- Mineral Wool + EPS + XPS
Expanded and extruded polystyrene and mineral wool are more rigid insulation panels that are cheaper choices compared to SPUF, but they also need to be handled with care.
This insulation method can increase the R-value and prevent the buildup of moisture by breaking the thermal bridge and increasing the temperature in the walls. By enhancing the stud wall temperature, the material also enhances insulation of wiring, which provides additional protection to the drywall.
Although EPS is pervious, the level of porosity is minimal, that it does not interfere with the material’s ability to provide insulation. Every two inches of EPS has 60-75 ng perms, a range that is allowed by building codes. Small amounts of moisture will still reach the walls, but it should pass through into the air, causing no damage.
EPS, XPS, and mineral wool can be used with polyethylene as a barrier, but it should be placed behind the stud. It can act as a radon gas barrier to improve indoor air quality. It could also help persuade building inspectors that are keen on vapour barriers.
Assembling the walls correctly
It is better to install rigid insulation boards directly against the concrete. You can use concrete nails or adhesive as wall framing continues. Stud walls should be placed at 24-inch intervals, and they should be pressed on the foams tightly.
You can then use mineral wool batts in the wall cavities because they are resistant to moisture. In case of exposure to water, they will dry quickly and maintain their R-value, which makes them superior to fiberglass. Drywall installation should be the next step, and it should be followed by the application of latex paint.
This type of insulation may seem extensive, but it offers a lot of value and better performance.
- SPUF Method
Spray Polyurethane Foam or SPUF is usually sprayed directly on the walls, which makes it one of the best insulation materials. It spreads evenly to provide better protection than other insulation materials. The higher R-value per inch that the material has also adds to its benefits by serving as a moisture and air barrier.
On the downside, SPUF does not provide thermal protection. It also shrinks after application, which creates air gaps on the walls. It is also possible that some of the blowing agents that are used with the insulation material are detrimental to the environment.
Another potential disadvantage of this insulation method is that some contractors interfere with the chemical solution when using it. They may end up using less material with a high volume of the solution, which will not give the optimal protection needed. Such cases are very rare, but you still need to be careful about the installers you hire.
If you decide to do DIY insulation, you can start by creating stud walls at 24”, with the space between the studs and the concrete being at least an inch. The bottom layers should be shimmed up to avoid problems in case of flooding. Spray the foam on the concrete and be careful to leave enough space that will be the air and moisture barrier. Studs touching concrete can easily rot because of constant exposure to moisture.
Make sure the rim joists are insulated and cover the foam with drywall to prevent fire hazards. An extra vapour layer will not be necessary.

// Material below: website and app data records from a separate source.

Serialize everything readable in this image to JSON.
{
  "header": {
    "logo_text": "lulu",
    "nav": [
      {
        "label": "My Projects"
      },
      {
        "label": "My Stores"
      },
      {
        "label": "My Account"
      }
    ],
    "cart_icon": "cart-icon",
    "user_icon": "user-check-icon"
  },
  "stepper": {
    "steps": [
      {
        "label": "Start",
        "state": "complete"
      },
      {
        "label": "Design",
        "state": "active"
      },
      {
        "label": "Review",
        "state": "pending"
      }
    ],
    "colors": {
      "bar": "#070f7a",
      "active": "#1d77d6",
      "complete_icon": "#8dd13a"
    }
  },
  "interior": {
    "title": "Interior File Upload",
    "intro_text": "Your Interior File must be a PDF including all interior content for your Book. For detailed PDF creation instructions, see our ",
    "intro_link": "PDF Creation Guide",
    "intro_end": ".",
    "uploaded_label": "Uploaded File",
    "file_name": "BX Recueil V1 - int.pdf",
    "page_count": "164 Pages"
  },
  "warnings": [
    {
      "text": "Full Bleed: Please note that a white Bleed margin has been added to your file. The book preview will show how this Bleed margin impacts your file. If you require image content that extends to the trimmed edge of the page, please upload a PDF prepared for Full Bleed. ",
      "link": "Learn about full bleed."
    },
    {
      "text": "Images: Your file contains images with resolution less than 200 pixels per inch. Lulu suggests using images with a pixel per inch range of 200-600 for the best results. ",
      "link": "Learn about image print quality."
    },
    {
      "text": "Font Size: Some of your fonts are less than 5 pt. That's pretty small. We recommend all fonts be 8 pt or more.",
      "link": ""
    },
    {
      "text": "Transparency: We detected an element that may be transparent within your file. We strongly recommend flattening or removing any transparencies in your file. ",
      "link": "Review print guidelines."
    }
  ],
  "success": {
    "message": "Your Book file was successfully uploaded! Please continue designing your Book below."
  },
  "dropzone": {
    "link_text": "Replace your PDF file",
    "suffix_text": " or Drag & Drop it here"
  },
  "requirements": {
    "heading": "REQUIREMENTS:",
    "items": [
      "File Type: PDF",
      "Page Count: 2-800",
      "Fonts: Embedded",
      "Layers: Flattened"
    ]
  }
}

It is always better to hire a professional to do the installation to avoid a situation where SPUF creates a mess that makes the home inhabitable. If the spray lands on the wrong surface and hardens, it will be very difficult to get rid of.

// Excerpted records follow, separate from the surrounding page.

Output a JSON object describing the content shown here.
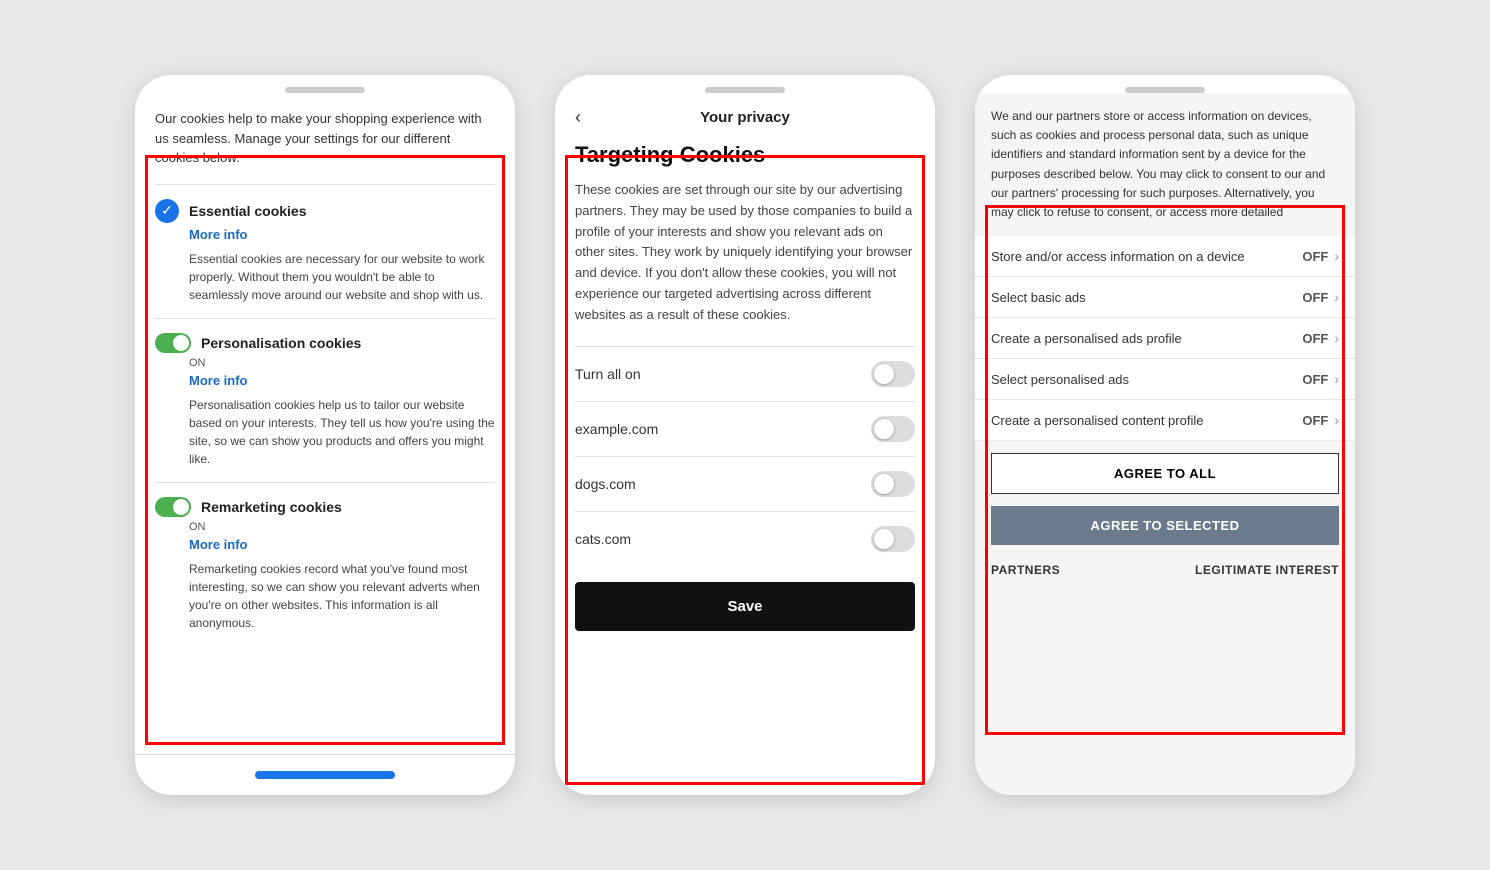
{
  "phone1": {
    "intro": "Our cookies help to make your shopping experience with us seamless. Manage your settings for our different cookies below.",
    "sections": [
      {
        "id": "essential",
        "title": "Essential cookies",
        "type": "check",
        "more_info": "More info",
        "description": "Essential cookies are necessary for our website to work properly. Without them you wouldn't be able to seamlessly move around our website and shop with us."
      },
      {
        "id": "personalisation",
        "title": "Personalisation cookies",
        "type": "toggle",
        "on_label": "ON",
        "more_info": "More info",
        "description": "Personalisation cookies help us to tailor our website based on your interests. They tell us how you're using the site, so we can show you products and offers you might like."
      },
      {
        "id": "remarketing",
        "title": "Remarketing cookies",
        "type": "toggle",
        "on_label": "ON",
        "more_info": "More info",
        "description": "Remarketing cookies record what you've found most interesting, so we can show you relevant adverts when you're on other websites. This information is all anonymous."
      }
    ]
  },
  "phone2": {
    "back_label": "‹",
    "header_title": "Your privacy",
    "targeting_title": "Targeting Cookies",
    "description": "These cookies are set through our site by our advertising partners. They may be used by those companies to build a profile of your interests and show you relevant ads on other sites. They work by uniquely identifying your browser and device. If you don't allow these cookies, you will not experience our targeted advertising across different websites as a result of these cookies.",
    "toggle_rows": [
      {
        "label": "Turn all on"
      },
      {
        "label": "example.com"
      },
      {
        "label": "dogs.com"
      },
      {
        "label": "cats.com"
      }
    ],
    "save_label": "Save"
  },
  "phone3": {
    "privacy_desc": "We and our partners store or access information on devices, such as cookies and process personal data, such as unique identifiers and standard information sent by a device for the purposes described below. You may click to consent to our and our partners' processing for such purposes. Alternatively, you may click to refuse to consent, or access more detailed",
    "consent_rows": [
      {
        "label": "Store and/or access information on a device",
        "status": "OFF"
      },
      {
        "label": "Select basic ads",
        "status": "OFF"
      },
      {
        "label": "Create a personalised ads profile",
        "status": "OFF"
      },
      {
        "label": "Select personalised ads",
        "status": "OFF"
      },
      {
        "label": "Create a personalised content profile",
        "status": "OFF"
      }
    ],
    "agree_all_label": "AGREE TO ALL",
    "agree_selected_label": "AGREE TO SELECTED",
    "footer_left": "PARTNERS",
    "footer_right": "LEGITIMATE INTEREST"
  }
}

The above measures will protect you and your loved ones, making your basement a safe and fun place to be. Always be on the lookout for condensation on walls, doors, and windows. Take the necessary measures to match the indoor temperatures with the outdoor ones to reduce the chances of condensation. Waterproofing outside the basement can also prevent a lot of moisture-related issues.
Watch out for common signs of mold, such as a musty smell, discolorations, and allergic reactions. Be careful with vapour barriers to ensure they do not cause the other materials to rot. In case you notice mold forming, clean it using bleach or soap or call a professional service provider near you to get rid of it permanently.